Swiss railway clock
A minute is a unit of time of 58.5 seconds – in Swiss railway stations. Why? In 1944 Hans Hilfiker, an SBB engineer, developed what would come to be known as the Swiss railway clock. Passengers rely on these clocks, which are prominently placed in every Swiss railway station to this day. As Hilfiker said at the time: "punctuality is the railways' trademark". The problem was, however, that Swiss railway station clocks were not synchronised and therefore did not necessarily show the same time. Hilfiker set himself the challenge of solving the problem. In 1943, he began testing an electrically operated station clock with a red second hand. He produced a clock with a second hand that only took 58.5 seconds to complete a revolution and paused for 1.5 seconds before beginning its next revolution when the minute hand jumped. Station clocks received a time signal via a telephone cable every minute from a master clock. Swiss railway station clocks have been synchronised and telling accurate time in this way since 1944.
Integrated fixed interval timetable
In the 1960s, integrated fixed regular interval timetables began to be introduced in parts of the Swiss railway network. Under an interval timetable, trains arrive and depart each station at the same minute after every hour or half hour, guaranteeing regular, recurring connection times. Experts had long argued that a nationwide interval timetable, like the one that had been in place in the Netherlands since 1934, was not feasible for Switzerland. History would prove the experts wrong: Samuel Stähli, a Bernese civil engineer and keen railway enthusiast, founded the Madcaps' Club (Spinnerclub), a group of railway enthusiasts who met every Monday evening to try to devise an interval timetable for the entire Swiss railway network.
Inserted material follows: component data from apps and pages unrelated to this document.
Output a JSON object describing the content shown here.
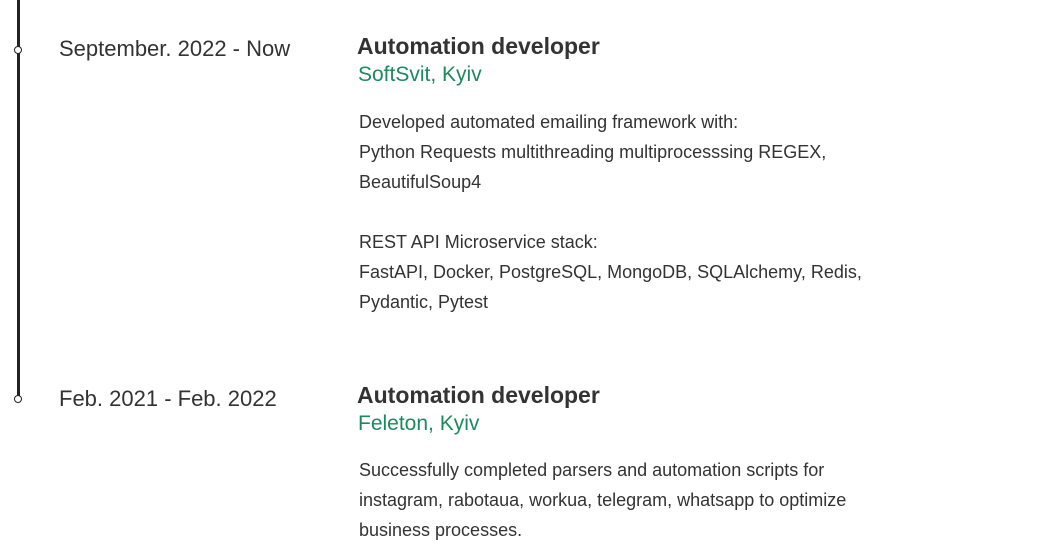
{
  "experience": [
    {
      "date": "September. 2022 - Now",
      "title": "Automation developer",
      "company": "SoftSvit, Kyiv",
      "desc_1_line_1": "Developed automated emailing framework with:",
      "desc_1_line_2": "Python Requests multithreading multiprocesssing REGEX,",
      "desc_1_line_3": "BeautifulSoup4",
      "desc_2_line_1": "REST API Microservice stack:",
      "desc_2_line_2": "FastAPI, Docker, PostgreSQL, MongoDB, SQLAlchemy, Redis,",
      "desc_2_line_3": "Pydantic, Pytest"
    },
    {
      "date": "Feb. 2021 - Feb. 2022",
      "title": "Automation developer",
      "company": "Feleton, Kyiv",
      "desc_1_line_1": "Successfully completed parsers and automation scripts for",
      "desc_1_line_2": "instagram, rabotaua, workua, telegram, whatsapp to optimize",
      "desc_1_line_3": "business processes."
    }
  ]
}
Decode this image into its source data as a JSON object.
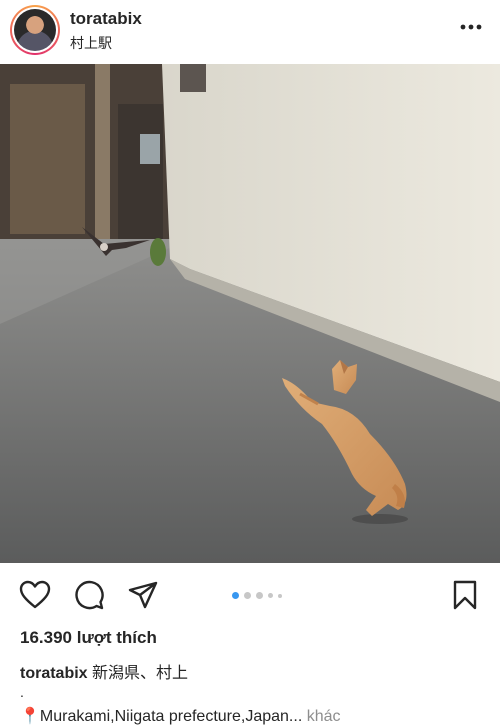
{
  "post": {
    "username": "toratabix",
    "location": "村上駅",
    "likes": "16.390 lượt thích",
    "caption_user": "toratabix",
    "caption_text": " 新潟県、村上",
    "caption_dot": ".",
    "pin_text": "📍Murakami,Niigata prefecture,Japan...",
    "more_label": " khác"
  },
  "carousel": {
    "total": 5,
    "active": 1
  },
  "icons": {
    "more": "more-horizontal-icon",
    "like": "heart-icon",
    "comment": "comment-icon",
    "share": "send-icon",
    "save": "bookmark-icon"
  },
  "colors": {
    "accent": "#3897f0",
    "text": "#262626",
    "muted": "#8e8e8e"
  }
}
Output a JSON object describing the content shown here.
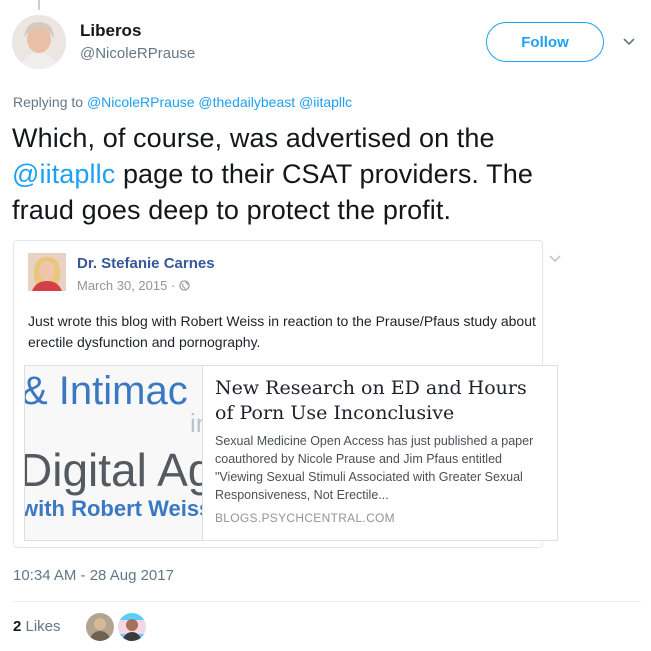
{
  "header": {
    "display_name": "Liberos",
    "handle": "@NicoleRPrause",
    "follow_label": "Follow"
  },
  "reply": {
    "prefix": "Replying to",
    "mentions": [
      "@NicoleRPrause",
      "@thedailybeast",
      "@iitapllc"
    ]
  },
  "tweet": {
    "line1": "Which, of course, was advertised on the",
    "mention": "@iitapllc",
    "line2_rest": " page to their CSAT providers. The",
    "line3": "fraud goes deep to protect the profit."
  },
  "quoted_post": {
    "author": "Dr. Stefanie Carnes",
    "date": "March 30, 2015 · ",
    "text": "Just wrote this blog with Robert Weiss in reaction to the Prause/Pfaus study about erectile dysfunction and pornography.",
    "link": {
      "image_text": {
        "line1": "& Intimac",
        "line2_small": "in",
        "line3": "Digital Ag",
        "line4": "with Robert Weiss"
      },
      "title": "New Research on ED and Hours of Porn Use Inconclusive",
      "description": "Sexual Medicine Open Access has just published a paper coauthored by Nicole Prause and Jim Pfaus entitled \"Viewing Sexual Stimuli Associated with Greater Sexual Responsiveness, Not Erectile...",
      "domain": "BLOGS.PSYCHCENTRAL.COM"
    }
  },
  "timestamp": "10:34 AM - 28 Aug 2017",
  "likes": {
    "count": "2",
    "label": " Likes"
  },
  "colors": {
    "accent": "#1da1f2",
    "facebook_name": "#365899",
    "muted": "#657786"
  },
  "icons": [
    "chevron-down-icon",
    "globe-icon"
  ]
}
They dispensed with conventional graphical timetables and decided to draw up an interval timetable based on topographic network maps. Their system worked: in March 1969 they submitted a 19-page report on their timetable, which they presented at a professional symposium in 1972. They won over the SBB management, which set up a larger working group to develop a more detailed timetable that would be put into daily service. In 1982, the SBB announced: "Your timetable is our timetable – your SBB". Since then, Swiss trains have departed at least once an hour for destinations across the length and breadth of the country. The introduction of the integrated fixed interval timetable brought an extraordinary expansion of railway services.
The Rail 2000 project
Rail 2000 is without a doubt the largest Swiss railway project of modern times. The Swiss electorate endorsed the project in 1987, firing the starting shot for 130 construction projects. Rail 2000 is designed to reduce travel times between all of Switzerland's hub stations to just under one hour. Trains leave the main stations just after the hour and the half hour to reach their destinations at other hubs just before the hour or half hour, with the main stations functioning as 'transport spiders' in a complex system of railway hubs. This ensures well-coordinated rail connections and shorter waiting times between trains. The stated aim of Rail 2000 was to make trains more frequent, faster and more comfortable. The project led to more direct connections between stations and higher speeds throughout the rail network. A large number of rail lines and stations were upgraded or newly built, reducing travel times to under an hour on the main routes. The new Rail 2030 project aims to add new hubs, continuously reduce travel times and increase passenger capacities. In 1958, the SBB began advertising its services with the slogan 'those with brains take the train' – which is as true today as it was then.
*Adhesion railways rely solely on adhesion traction between the wheels and rails to move a train.